Forgetting Presidential year politics, the trouble in passing a modified Patriot Act stems from the NSA/FBI/CIA’s prerogative to collect telephone records and then search them with a court order later. Why the objections?
Why should not the FBI search telephone records, detect that suspect A has contacted numbers known to be terrorists, get a court order and then confirm the terrorist connection?
The opposition to section 215 boils down (IMO) to whether you can trust the Government or not. Hmmm.
The Constitution’s 4th Amendment protects American against “unreasonable search and seizure”. The NSA had no “constitutional” right to collect meta data of all calls made in the US. You might ask, if the NSA confined its searches to finding terrorists and “preventing” terrorist acts, how can that not be in the public’s best interest?
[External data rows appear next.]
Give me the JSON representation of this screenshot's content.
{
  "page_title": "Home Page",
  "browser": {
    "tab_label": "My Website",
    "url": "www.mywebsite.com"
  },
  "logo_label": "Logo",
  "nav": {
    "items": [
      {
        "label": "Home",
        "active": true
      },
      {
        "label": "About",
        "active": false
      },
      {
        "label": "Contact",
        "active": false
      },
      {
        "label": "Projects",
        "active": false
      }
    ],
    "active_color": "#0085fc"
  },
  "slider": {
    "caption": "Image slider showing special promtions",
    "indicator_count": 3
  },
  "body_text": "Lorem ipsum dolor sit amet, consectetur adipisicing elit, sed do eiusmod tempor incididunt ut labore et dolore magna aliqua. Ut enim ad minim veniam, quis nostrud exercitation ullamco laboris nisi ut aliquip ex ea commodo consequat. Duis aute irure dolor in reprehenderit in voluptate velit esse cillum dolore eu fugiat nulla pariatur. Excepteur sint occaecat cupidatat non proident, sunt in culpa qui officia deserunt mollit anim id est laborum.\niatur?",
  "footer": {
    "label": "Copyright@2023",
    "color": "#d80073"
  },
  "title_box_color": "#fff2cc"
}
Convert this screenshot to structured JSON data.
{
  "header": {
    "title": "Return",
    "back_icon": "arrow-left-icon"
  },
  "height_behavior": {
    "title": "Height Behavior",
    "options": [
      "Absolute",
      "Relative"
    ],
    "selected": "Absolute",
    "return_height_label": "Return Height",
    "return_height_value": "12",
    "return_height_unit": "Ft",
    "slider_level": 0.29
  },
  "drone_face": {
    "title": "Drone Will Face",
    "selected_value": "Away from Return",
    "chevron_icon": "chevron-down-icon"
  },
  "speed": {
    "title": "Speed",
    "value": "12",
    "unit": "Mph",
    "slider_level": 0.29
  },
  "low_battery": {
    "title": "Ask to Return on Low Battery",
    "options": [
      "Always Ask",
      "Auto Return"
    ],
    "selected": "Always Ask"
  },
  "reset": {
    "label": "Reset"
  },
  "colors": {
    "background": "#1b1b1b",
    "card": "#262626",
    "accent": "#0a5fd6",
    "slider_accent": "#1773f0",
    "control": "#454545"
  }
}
The underlying fear is that the NSA would yield the meta data to the FBI, CIA, the Treasury Department (taxes), or any other Government Department wanting to know if anyone was breaking laws or regulations. This practice is often called “fishing” and has been generally disallowed in courts as evidence. With a court order, searching meta data for a specific suspect, could identify many others also who might also have violated some law or regulation. This could lead to the possibility of many being charged as guilty until they could prove themselves innocent. Does this sound like a third world country?
Interestingly, Americans have already ceded the power to collect meta data to the phone companies. Google and most other on-line retailers already possess means to track our movements in real time. Privacy seems now to exist only for those with no phone or credit card. Hmmm.
I guess we should ask how many terrorists or terrorist plots have been uncovered? Hmmm. None. Hmmm.